We bought it in the early ’90s when we were living in International Falls. I had recently purchased a 1967 Dodge 100 pickup, and a few months later we found the Tel Star camper of about a the same vintage. We didn’t travel a lot with it, but it become living quarters for us and later my brother and sister-in-law.

Shortly after Cedar was born in 1995 we stayed in it in Detroit Lakes when Diane was teaching a summer school class at the technical college. The next summer we had it set up next to the teepee on our Rum River property, before the mosquitoes drove us indoors to the farmhouse where Jim and Debbie were living (and where we live now).

After that Jeff and Linda lived in a duplex of the pickup camper and their VW camper before they moved into the farmhouse when we went back to Da Falls.

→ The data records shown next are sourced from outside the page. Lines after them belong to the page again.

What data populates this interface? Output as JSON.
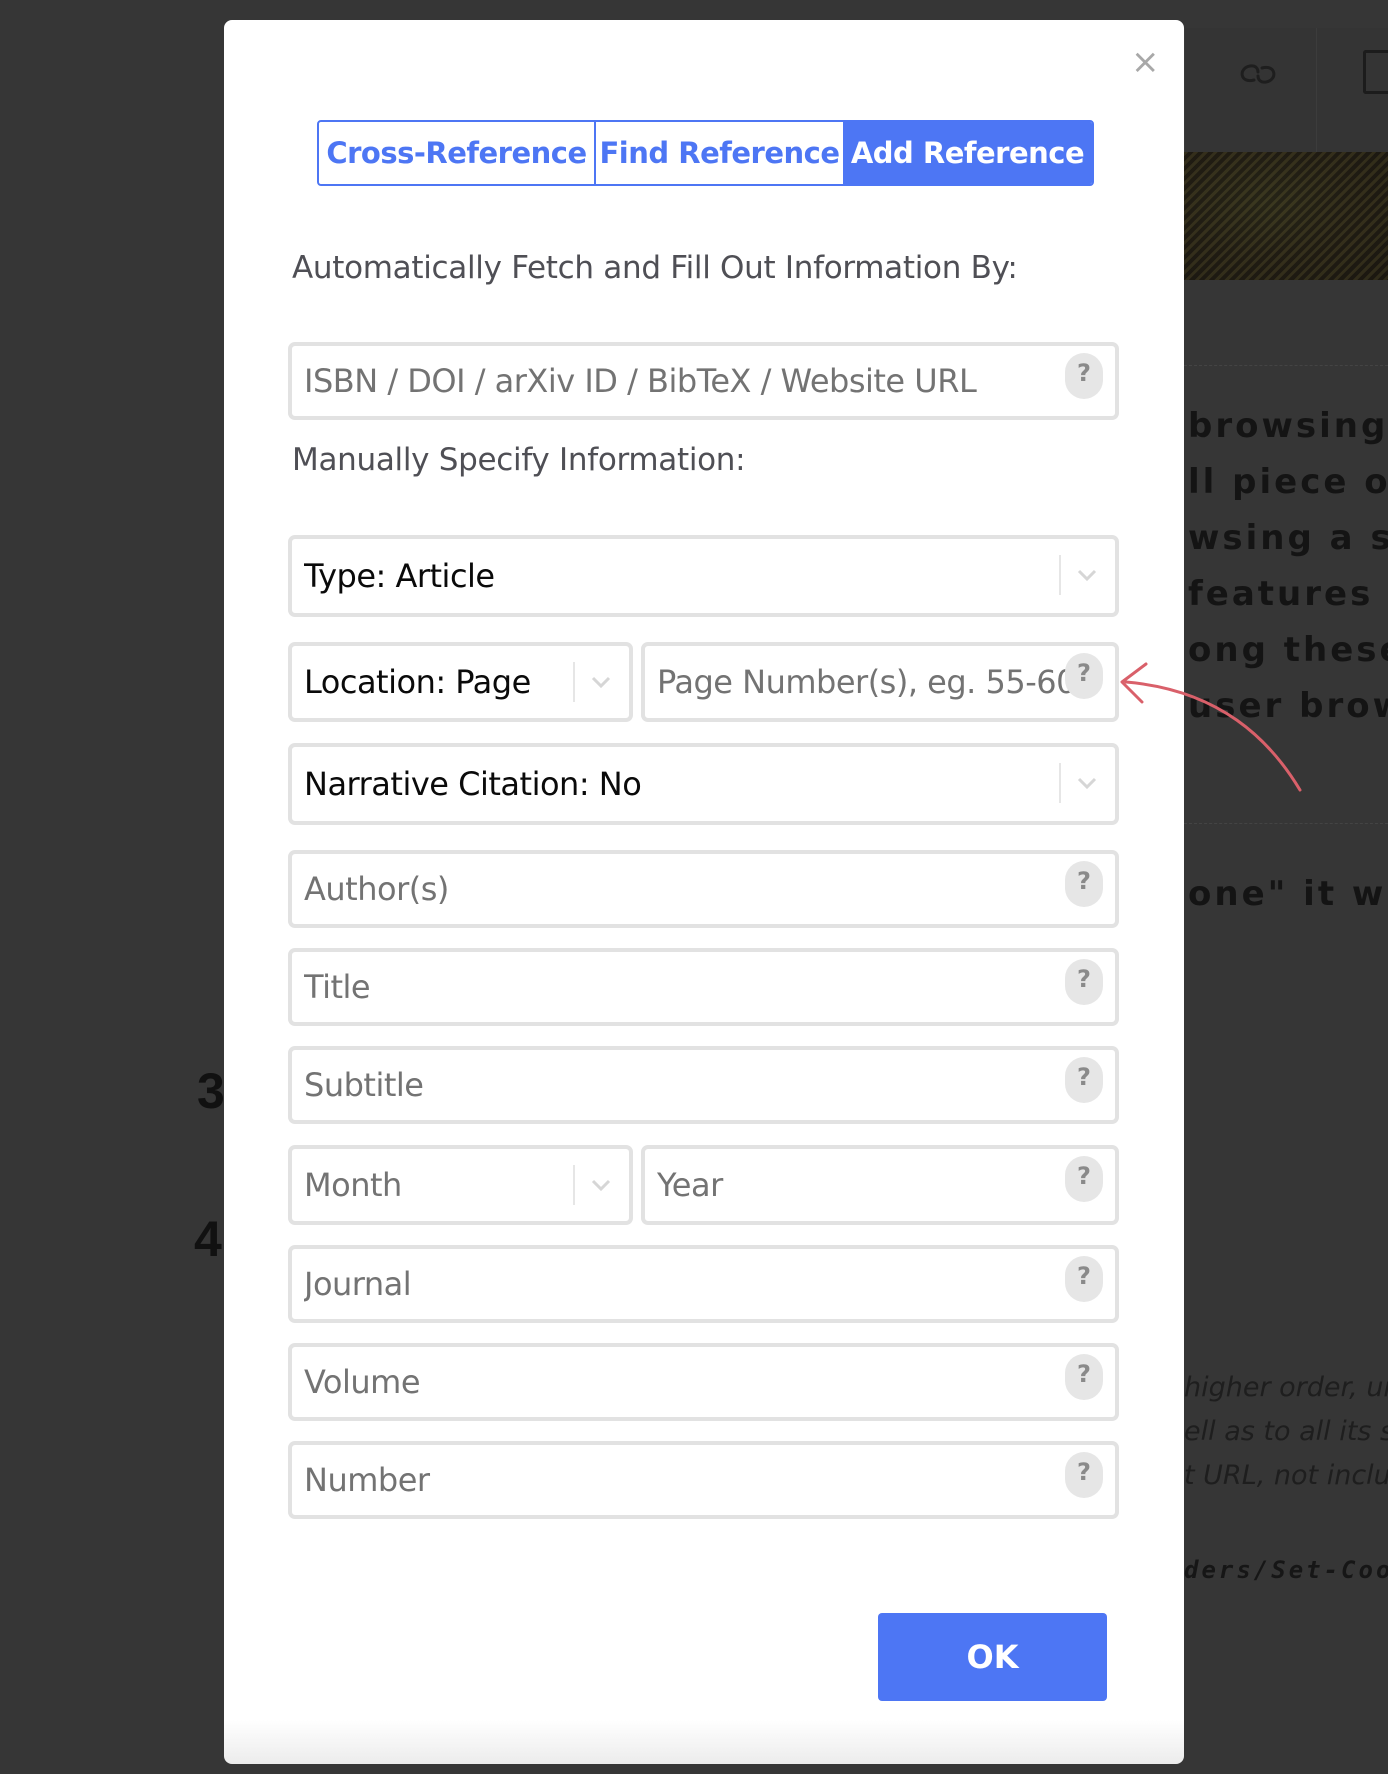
{
  "background": {
    "text_lines": [
      "browsing a",
      "ll piece of d",
      "wsing a site.",
      "features su",
      "ong these, t",
      " user brows"
    ],
    "quote_line": "one\" it will n",
    "italic_lines": [
      "higher order, unle",
      "ell as to all its sub",
      "t URL, not includ"
    ],
    "mono_line": "ders/Set-Cookie",
    "list_numbers": [
      "3",
      "4"
    ]
  },
  "modal": {
    "close_label": "×",
    "tabs": [
      {
        "label": "Cross-Reference",
        "active": false
      },
      {
        "label": "Find Reference",
        "active": false
      },
      {
        "label": "Add Reference",
        "active": true
      }
    ],
    "auto_fetch": {
      "label": "Automatically Fetch and Fill Out Information By:",
      "placeholder": "ISBN / DOI / arXiv ID / BibTeX / Website URL",
      "help": "?"
    },
    "manual": {
      "label": "Manually Specify Information:",
      "type_select": "Type: Article",
      "location_select": "Location: Page",
      "page_placeholder": "Page Number(s), eg. 55-60",
      "narrative_select": "Narrative Citation: No",
      "author_placeholder": "Author(s)",
      "title_placeholder": "Title",
      "subtitle_placeholder": "Subtitle",
      "month_select": "Month",
      "year_placeholder": "Year",
      "journal_placeholder": "Journal",
      "volume_placeholder": "Volume",
      "number_placeholder": "Number",
      "help": "?"
    },
    "ok_label": "OK"
  },
  "colors": {
    "accent": "#4d76f4",
    "annotation_arrow": "#d9606a"
  }
}
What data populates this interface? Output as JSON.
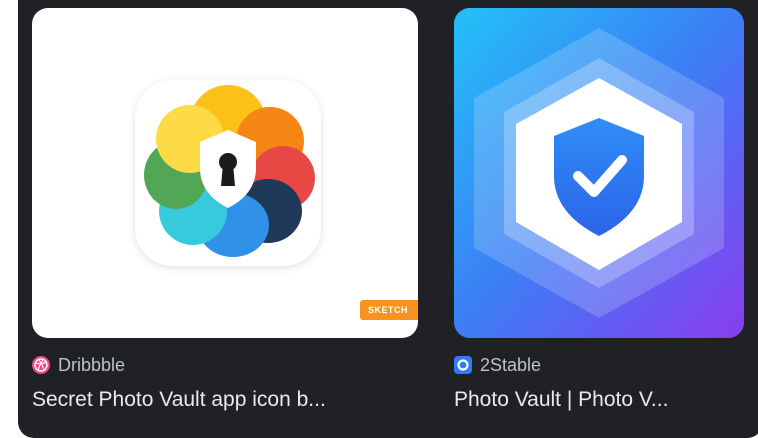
{
  "results": [
    {
      "source": "Dribbble",
      "title": "Secret Photo Vault app icon b...",
      "badge": "SKETCH",
      "favicon_icon": "dribbble-ball-icon",
      "accent": "#ea4c89"
    },
    {
      "source": "2Stable",
      "title": "Photo Vault | Photo V...",
      "favicon_icon": "2stable-ring-icon",
      "accent": "#2f7cf6"
    }
  ],
  "colors": {
    "panel_bg": "#202124",
    "title_text": "#e8eaed",
    "source_text": "#bdc1c6"
  }
}
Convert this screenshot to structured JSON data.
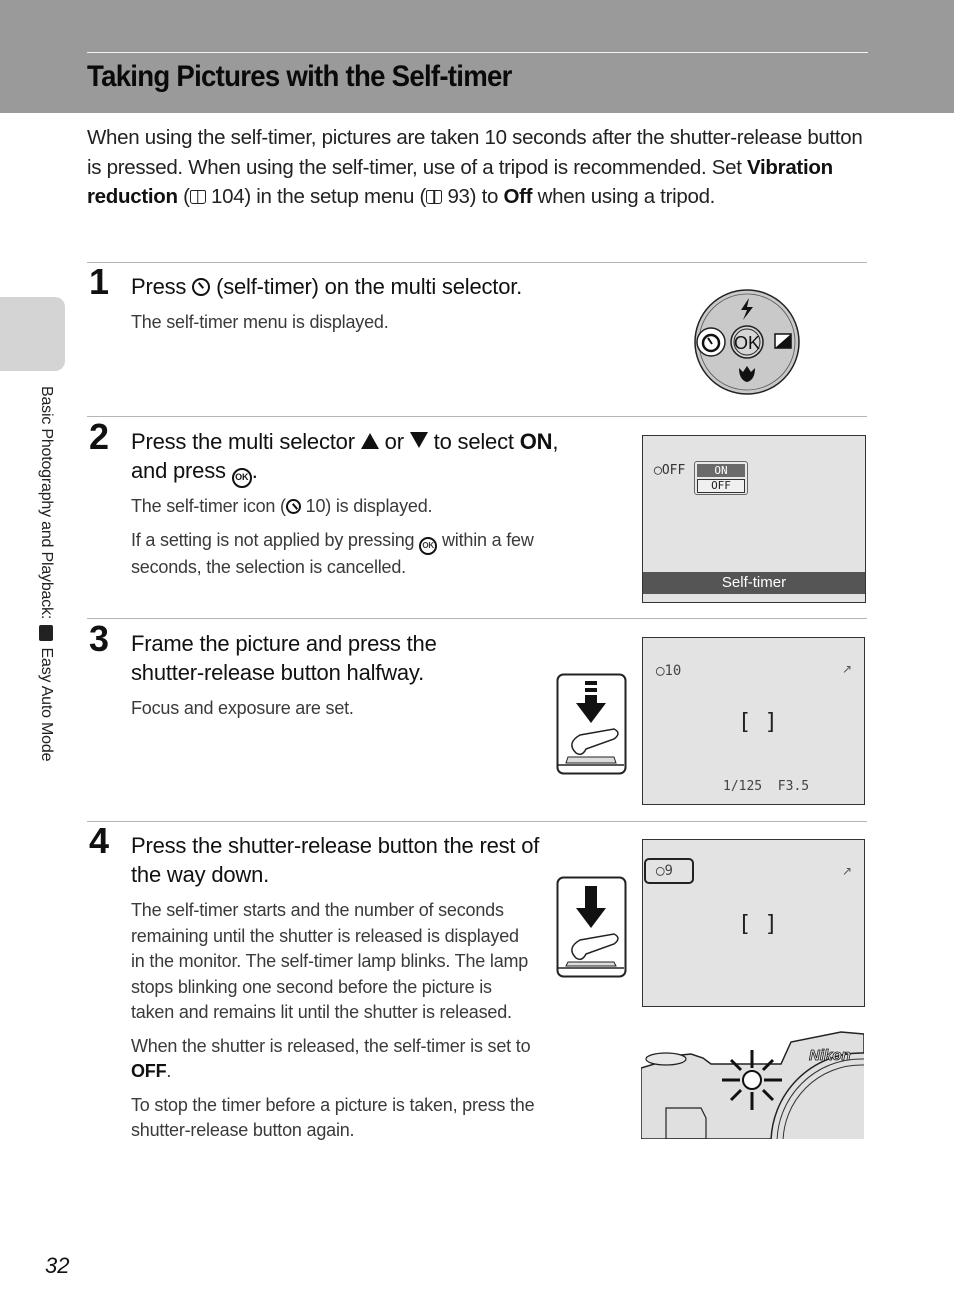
{
  "header": {
    "title": "Taking Pictures with the Self-timer"
  },
  "intro": {
    "part1": "When using the self-timer, pictures are taken 10 seconds after the shutter-release button is pressed. When using the self-timer, use of a tripod is recommended. Set ",
    "bold1": "Vibration reduction",
    "part2": " (",
    "ref1": " 104) in the setup menu (",
    "ref2": " 93) to ",
    "bold2": "Off",
    "part3": " when using a tripod."
  },
  "side_tab": {
    "text_before": "Basic Photography and Playback: ",
    "text_after": " Easy Auto Mode"
  },
  "steps": [
    {
      "number": "1",
      "head_before": "Press ",
      "head_after": " (self-timer) on the multi selector.",
      "body": [
        "The self-timer menu is displayed."
      ]
    },
    {
      "number": "2",
      "head_a": "Press the multi selector ",
      "head_b": " or ",
      "head_c": " to select ",
      "head_bold": "ON",
      "head_d": ",",
      "head_e": "and press ",
      "head_f": ".",
      "body1_before": "The self-timer icon (",
      "body1_after": " 10) is displayed.",
      "body2_before": "If a setting is not applied by pressing ",
      "body2_after": " within a few seconds, the selection is cancelled."
    },
    {
      "number": "3",
      "head": "Frame the picture and press the shutter-release button halfway.",
      "body": [
        "Focus and exposure are set."
      ]
    },
    {
      "number": "4",
      "head": "Press the shutter-release button the rest of the way down.",
      "body1": "The self-timer starts and the number of seconds remaining until the shutter is released is displayed in the monitor. The self-timer lamp blinks. The lamp stops blinking one second before the picture is taken and remains lit until the shutter is released.",
      "body2_before": "When the shutter is released, the self-timer is set to ",
      "body2_bold": "OFF",
      "body2_after": ".",
      "body3": "To stop the timer before a picture is taken, press the shutter-release button again."
    }
  ],
  "multi_selector": {
    "center_label": "OK"
  },
  "screen_menu": {
    "icon_text": "OFF",
    "options": [
      "ON",
      "OFF"
    ],
    "selected": "ON",
    "footer": "Self-timer"
  },
  "screen_half": {
    "timer": "10",
    "shutter": "1/125",
    "aperture": "F3.5"
  },
  "screen_full": {
    "timer": "9"
  },
  "camera": {
    "brand": "Nikon"
  },
  "page_number": "32"
}
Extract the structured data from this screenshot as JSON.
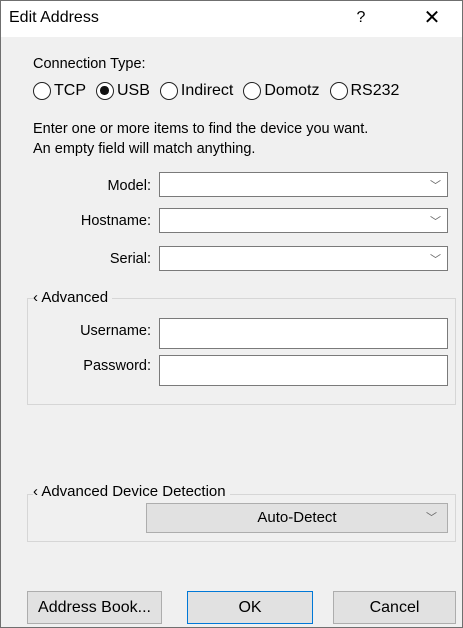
{
  "window": {
    "title": "Edit Address",
    "help_label": "?",
    "close_label": "✕"
  },
  "connection": {
    "label": "Connection Type:",
    "options": [
      {
        "label": "TCP",
        "selected": false
      },
      {
        "label": "USB",
        "selected": true
      },
      {
        "label": "Indirect",
        "selected": false
      },
      {
        "label": "Domotz",
        "selected": false
      },
      {
        "label": "RS232",
        "selected": false
      }
    ]
  },
  "instructions": {
    "line1": "Enter one or more items to find the device you want.",
    "line2": "An empty field will match anything."
  },
  "fields": {
    "model_label": "Model:",
    "model_value": "",
    "hostname_label": "Hostname:",
    "hostname_value": "",
    "serial_label": "Serial:",
    "serial_value": ""
  },
  "advanced": {
    "title": "‹ Advanced",
    "username_label": "Username:",
    "username_value": "",
    "password_label": "Password:",
    "password_value": ""
  },
  "detection": {
    "title": "‹ Advanced Device Detection",
    "value": "Auto-Detect"
  },
  "buttons": {
    "address_book": "Address Book...",
    "ok": "OK",
    "cancel": "Cancel"
  },
  "icons": {
    "chevron": "chevron-down-icon"
  }
}
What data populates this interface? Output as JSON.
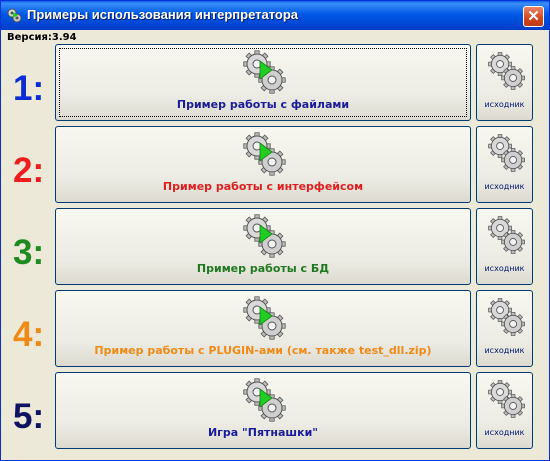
{
  "window": {
    "title": "Примеры использования интерпретатора",
    "close_glyph": "✕"
  },
  "version": "Версия:3.94",
  "rows": [
    {
      "number": "1:",
      "number_color": "#0a2cd6",
      "label": "Пример работы с файлами",
      "label_color": "#1a1a9c",
      "source_label": "исходник"
    },
    {
      "number": "2:",
      "number_color": "#ef1e1e",
      "label": "Пример работы с интерфейсом",
      "label_color": "#e02020",
      "source_label": "исходник"
    },
    {
      "number": "3:",
      "number_color": "#1f8a1f",
      "label": "Пример работы с БД",
      "label_color": "#1f7a1f",
      "source_label": "исходник"
    },
    {
      "number": "4:",
      "number_color": "#f08a16",
      "label": "Пример работы с PLUGIN-ами (см. также test_dll.zip)",
      "label_color": "#f08a16",
      "source_label": "исходник"
    },
    {
      "number": "5:",
      "number_color": "#0e1260",
      "label": "Игра \"Пятнашки\"",
      "label_color": "#1a1a9c",
      "source_label": "исходник"
    }
  ]
}
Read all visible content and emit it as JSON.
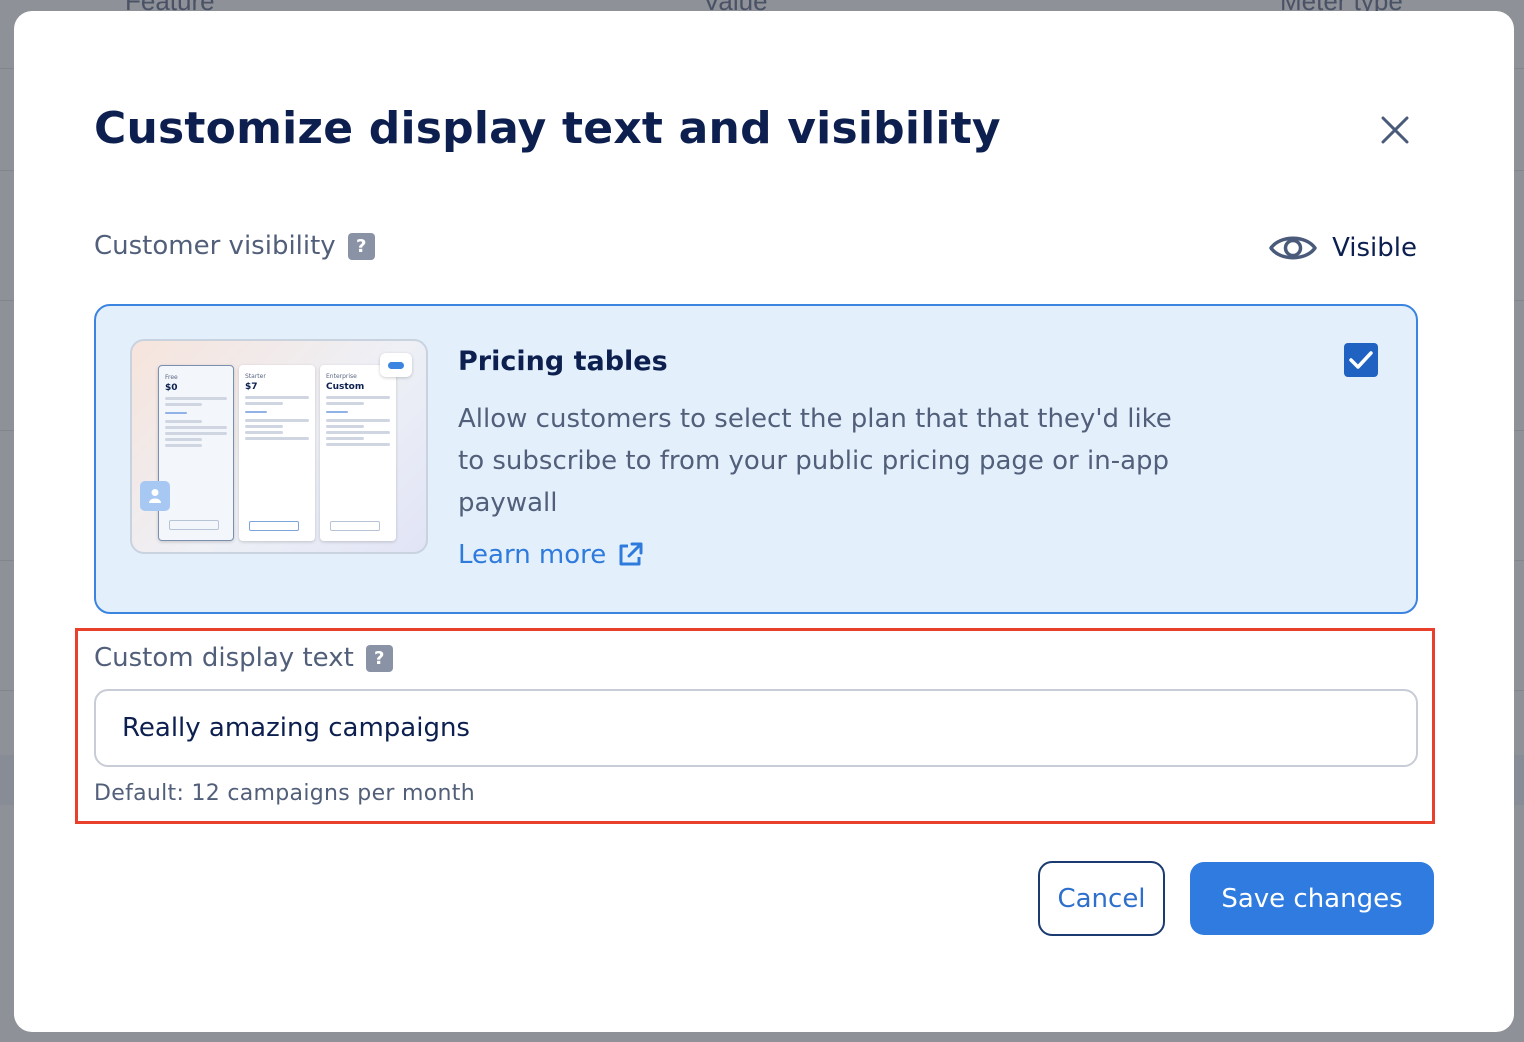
{
  "background": {
    "col1": "Feature",
    "col2": "Value",
    "col3": "Meter type"
  },
  "modal": {
    "title": "Customize display text and visibility",
    "close_icon": "close-icon"
  },
  "visibility": {
    "label": "Customer visibility",
    "help": "?",
    "status": "Visible",
    "status_icon": "eye-icon"
  },
  "pricing_card": {
    "title": "Pricing tables",
    "description": "Allow customers to select the plan that that they'd like to subscribe to from your public pricing page or in-app paywall",
    "learn_more": "Learn more",
    "checked": true,
    "preview": {
      "plans": [
        {
          "name": "Free",
          "price": "$0"
        },
        {
          "name": "Starter",
          "price": "$7"
        },
        {
          "name": "Enterprise",
          "price": "Custom"
        }
      ]
    }
  },
  "custom_text": {
    "label": "Custom display text",
    "help": "?",
    "value": "Really amazing campaigns",
    "hint": "Default: 12 campaigns per month"
  },
  "footer": {
    "cancel": "Cancel",
    "save": "Save changes"
  },
  "colors": {
    "accent": "#2f7be0",
    "highlight": "#e8402a",
    "title": "#0c1f4f"
  }
}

It’s been sitting in its current location since we moved her permanently in 1997, growing less and less watertight and mouse proof. For years, Diane’s been complaining about the air of white-trashiness it lends to our yard, and I’ve been defending the old beast, pretending it may serve a purpose someday, mainly out of the desire not to do anything with it because it would either cost money or take time and effort.

So yesterday on a whim I started in with a hammer, a super bar, and a pruning shears (to cut wires and hoses and copper tubing for the propane stove). I completely lost track of time as I pulled paneling and insulation from the walls, pried loose cabinet doors, and uncovered an impressive array of mouse nests.

I’m down to the basic wood structure and aluminum sides now, wondering if I should set a match to what’s left, hoping it falls down when the wood burns, or put the circular saw blade on backwards and start cutting aluminum.

The result will be one less eyesore, lots of splinters, and the satisfaction of wrecking something that needs wrecking. Also something salvaged: a rainy day.